Salazar scratched his nose in apparent scepticism; Godric had regained some of the colour in his face, though he seemed uninterested in Hengist's tale and was gazing out the window; Helga was, as always, politely watching the story-teller, who reminded her in that moment of her own dear father, and Rowena was sitting by his side, her expression unreadable.
'Well, as you have heard, I founded this dear town many years ago, before dear Rowena was born, soon after Lord and Lady Raiden Ravenclaw had wed; they still lived in the Upper Lands, 'bout near half a day's ride from here. I had set out to find a land to settle down in, whereas my brother searched for the riches of a wealthy bride - we have always been very different. My third brother, Horsa, came with me, but we seperated in the county of the West, and I have not seen him since. I came across this pretty land where only a few peasants lived and appealed to the King's subjects, so that I might give it a name and make it a part of Gangleterre. I called it Hogsmeade and my one goal was that it would be a town without witch trials, and where no magical persons would be persecuted. My brother, being the greedy, vain and selfish person he had always been, came here with his bride, built a castle and settled down - I let him, he was after all my brother. But then soon after, the King being a good friend of her Ladyship's, Raiden managed to get Hogsmeade under his reign, and so, I fled to other parts of the country, and have been travelling since.' Hengist grinned at Rowena and tapped his wooden cane on the floor. 'But ah! when I heard that my brother was dead, I instantly set out to come back here and see what had become of my favorite, my only niece. And here you are, all grown up, free of your mother and passing valuable knowledge to students - such good you have done in a short time, my dear Rowena!'
And then Hengist started laughing, a great, big rumbling laugh that was so contagious that in a moment, Rowena and Helga laughed too. Anna looked around the room in disgust, eyed her brother cautiously - for he was still very pale - and swept out of the room. Salazar followed her quietly.
'To think! The nerve of that girl!' hissed Anna in the Entrance Hall, as soon as Salazar had caught up with her. 'Bringing what's-his-name in here - interrupting a very important matter -'

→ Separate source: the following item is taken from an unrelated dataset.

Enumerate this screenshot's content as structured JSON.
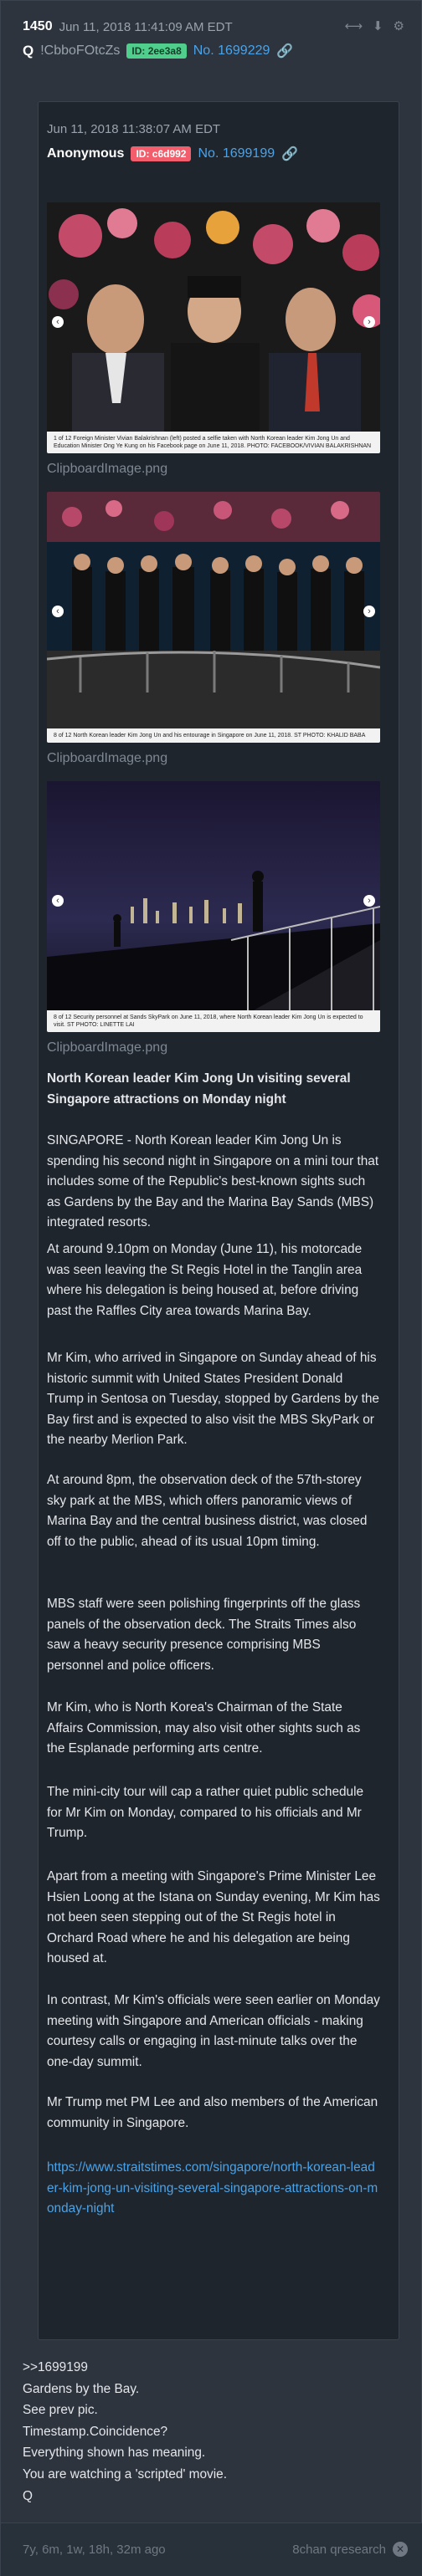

'Please, Anna, do not overexert yourself,' said Salazar calmly, but Anna merely shot him a contemptuous glance and continued walking at top speed. Salazar caught her arm and stopped her.
'What was in that letter and package?' he asked. Anna eyed him as suspiciously as he had eyed Hengist.
'You exerce far too much curiosity in matters that are not of your concern, Salazar,' she said in an angry voice. Salazar, who was not used to that sort of treatment, blinked, his gentlemanly tone turning into a snarl.
'You are a fierce woman, Anna, and hardly any lady - you cannot fool me. What was in that letter was important and I have a right to know as your - as your -' Anna smirked as Salazar struggled to think of the right he had. 'All right then, perhaps I have no right - but we are both experienced in Dark Arts, Anna, and -'
But Anna had thrown him another look of disgust and pushed him away, hurrying up the stairs, completely forgetting that she had dropped the small, rectangular box she had received in the mail that morning. Salazar watched her dress whisk out of sight, then picked it up and opened it. Inside was a small, silver ring with a black stone set in the middle. Salazar closed the box and pocketed it. It was worthless.
A/N: This chapter is very important for many reasons. I am finally able to introduce you all to a character I've been longing to include for a long time, namely Hengist of Woodcroft. He was, in fact, according to JK Rowling, the founder of Hogsmeade. I looked up any real Hengists, and found that there was a real-life Jutish Hengist who apparently had a daughter called Rowena (and a brother named Horsa)! Of course, by the time I had read this, my plans for Rowena's father didn't suit the character of Hengist, so I made him her uncle instead. Now I hope you all know why the story is set in Hogsmeade.
Write a Review The Four Founders: Year One: Friends Of The Past